- _Exercise prompt_
Give back the lines below exactly, but do not include any pictures.

- _Entries provided_
═══

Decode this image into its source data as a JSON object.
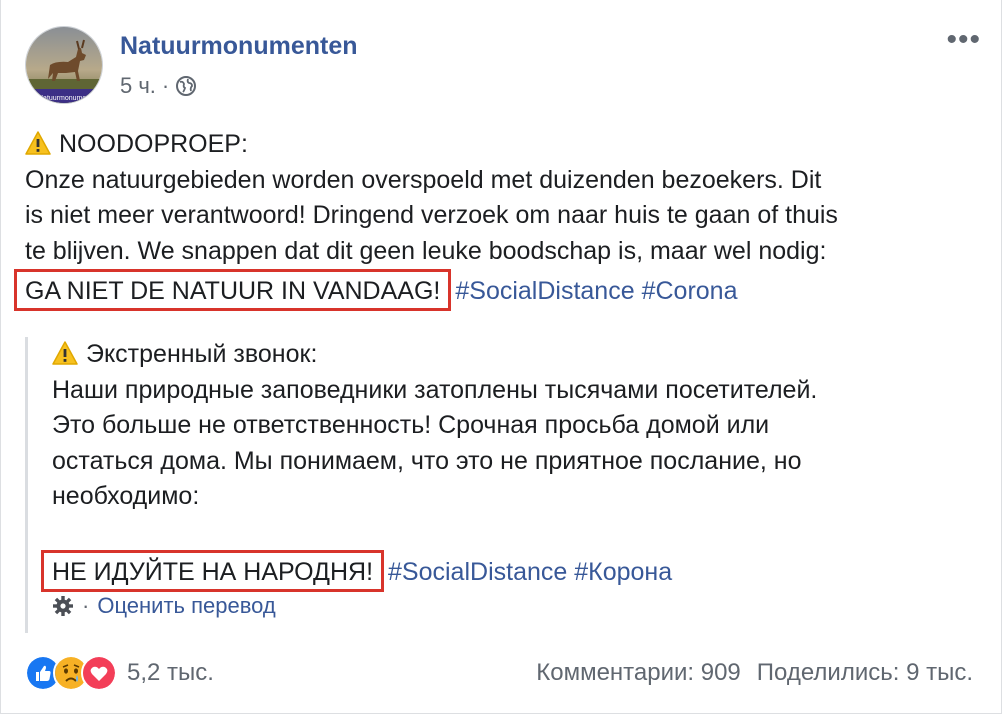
{
  "post": {
    "page_name": "Natuurmonumenten",
    "avatar_text": "Natuurmonumenten",
    "timestamp": "5 ч.",
    "separator": "·",
    "more_label": "•••",
    "original": {
      "heading": "NOODOPROEP:",
      "body_lines": [
        "Onze natuurgebieden worden overspoeld met duizenden bezoekers. Dit",
        "is niet meer verantwoord! Dringend verzoek om naar huis te gaan of thuis",
        "te blijven. We snappen dat dit geen leuke boodschap is, maar wel nodig:"
      ],
      "highlight": "GA NIET DE NATUUR IN VANDAAG!",
      "hashtags": [
        "#SocialDistance",
        "#Corona"
      ]
    },
    "translation": {
      "heading": "Экстренный звонок:",
      "body_lines": [
        "Наши природные заповедники затоплены тысячами посетителей.",
        "Это больше не ответственность! Срочная просьба домой или",
        "остаться дома. Мы понимаем, что это не приятное послание, но",
        "необходимо:"
      ],
      "highlight": "НЕ ИДУЙТЕ НА НАРОДНЯ!",
      "hashtags": [
        "#SocialDistance",
        "#Корона"
      ],
      "rate_label": "Оценить перевод"
    },
    "footer": {
      "reactions": [
        "like-icon",
        "sad-icon",
        "love-icon"
      ],
      "reaction_count": "5,2 тыс.",
      "comments": "Комментарии: 909",
      "shares": "Поделились: 9 тыс."
    },
    "colors": {
      "link": "#385898",
      "highlight_border": "#d8342b",
      "like": "#1877f2",
      "love": "#f33e58",
      "sad": "#f7b125"
    }
  }
}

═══

- _Output_
Decode this image into its source data as a JSON object.
{
  "post": {
    "page_name": "Natuurmonumenten",
    "avatar_text": "Natuurmonumenten",
    "timestamp": "5 ч.",
    "separator": "·",
    "more_label": "•••",
    "original": {
      "heading": "NOODOPROEP:",
      "body_lines": [
        "Onze natuurgebieden worden overspoeld met duizenden bezoekers. Dit",
        "is niet meer verantwoord! Dringend verzoek om naar huis te gaan of thuis",
        "te blijven. We snappen dat dit geen leuke boodschap is, maar wel nodig:"
      ],
      "highlight": "GA NIET DE NATUUR IN VANDAAG!",
      "hashtags": [
        "#SocialDistance",
        "#Corona"
      ]
    },
    "translation": {
      "heading": "Экстренный звонок:",
      "body_lines": [
        "Наши природные заповедники затоплены тысячами посетителей.",
        "Это больше не ответственность! Срочная просьба домой или",
        "остаться дома. Мы понимаем, что это не приятное послание, но",
        "необходимо:"
      ],
      "highlight": "НЕ ИДУЙТЕ НА НАРОДНЯ!",
      "hashtags": [
        "#SocialDistance",
        "#Корона"
      ],
      "rate_label": "Оценить перевод"
    },
    "footer": {
      "reactions": [
        "like-icon",
        "sad-icon",
        "love-icon"
      ],
      "reaction_count": "5,2 тыс.",
      "comments": "Комментарии: 909",
      "shares": "Поделились: 9 тыс."
    },
    "colors": {
      "link": "#385898",
      "highlight_border": "#d8342b",
      "like": "#1877f2",
      "love": "#f33e58",
      "sad": "#f7b125"
    }
  }
}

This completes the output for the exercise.